“Folks should take inflammatory, position-staking bills with a grain of salt,” Anthony Kreis, a professor at Georgia State University College of Law, said in an email. “This is the kind of legislative proposal designed to create a buzz and generate attention.”
Over 300 bills targeting LGBTQ people have been introduced in state legislatures this year, according to counts by the American Civil Liberties Union and a separate group of researchers who are tracking the legislation.
The majority focus on transgender youths. However, a legislator in Mississippi also proposed legislation to ban same-sex marriage this year; the bill died in committee shortly after its introduction.
“This is just kind of the latest salvo in a long string of attacks that continue to get more and more extreme every single day,” said Keenan Crow, the director of policy and advocacy at the LGBTQ advocacy group One Iowa. “Now we’re saying that ‘we don’t have to follow what the federal government says, what the federal courts say, because we want to harm LGBTQ people so much that we are willing to destroy our federal system in order to accommodate the biases of these legislatures.’”

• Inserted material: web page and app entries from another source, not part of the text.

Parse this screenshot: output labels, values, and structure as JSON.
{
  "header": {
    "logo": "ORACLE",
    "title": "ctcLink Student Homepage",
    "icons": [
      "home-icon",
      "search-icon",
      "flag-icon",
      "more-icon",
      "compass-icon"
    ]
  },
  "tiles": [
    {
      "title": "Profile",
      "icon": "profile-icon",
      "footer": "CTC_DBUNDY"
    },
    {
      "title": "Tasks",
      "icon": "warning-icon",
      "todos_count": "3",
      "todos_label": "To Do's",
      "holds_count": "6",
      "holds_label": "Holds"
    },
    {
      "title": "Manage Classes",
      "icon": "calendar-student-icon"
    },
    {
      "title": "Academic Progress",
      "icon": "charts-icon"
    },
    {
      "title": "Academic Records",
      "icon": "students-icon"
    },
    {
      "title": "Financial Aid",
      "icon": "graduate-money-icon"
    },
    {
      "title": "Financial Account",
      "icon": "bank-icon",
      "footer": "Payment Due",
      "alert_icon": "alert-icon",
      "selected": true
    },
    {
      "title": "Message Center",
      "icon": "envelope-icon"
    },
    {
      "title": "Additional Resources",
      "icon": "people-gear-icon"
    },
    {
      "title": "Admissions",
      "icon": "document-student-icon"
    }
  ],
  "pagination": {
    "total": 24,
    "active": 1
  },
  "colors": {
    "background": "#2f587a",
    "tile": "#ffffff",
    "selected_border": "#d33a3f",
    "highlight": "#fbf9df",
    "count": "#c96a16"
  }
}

Support for same-sex marriage has grown among Republican voters and some Republican lawmakers. However, the most recent Republican National Committee platform — enacted in 2016 and renewed in 2020 — includes at least five references to marriage as exclusively between a man and a woman.